What is needed: Repeat the data precisely as given.

(Given data)

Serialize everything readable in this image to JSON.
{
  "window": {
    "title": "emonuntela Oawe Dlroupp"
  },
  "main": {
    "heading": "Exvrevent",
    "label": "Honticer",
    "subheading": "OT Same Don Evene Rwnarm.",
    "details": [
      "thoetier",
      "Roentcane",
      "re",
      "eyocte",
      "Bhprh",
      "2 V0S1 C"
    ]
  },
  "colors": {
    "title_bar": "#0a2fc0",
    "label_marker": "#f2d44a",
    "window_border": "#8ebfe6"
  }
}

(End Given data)

Answer area:
Serialize everything readable in this image to JSON.
{
  "window": {
    "title": "emonuntela Oawe Dlroupp"
  },
  "main": {
    "heading": "Exvrevent",
    "label": "Honticer",
    "subheading": "OT Same Don Evene Rwnarm.",
    "details": [
      "thoetier",
      "Roentcane",
      "re",
      "eyocte",
      "Bhprh",
      "2 V0S1 C"
    ]
  },
  "colors": {
    "title_bar": "#0a2fc0",
    "label_marker": "#f2d44a",
    "window_border": "#8ebfe6"
  }
}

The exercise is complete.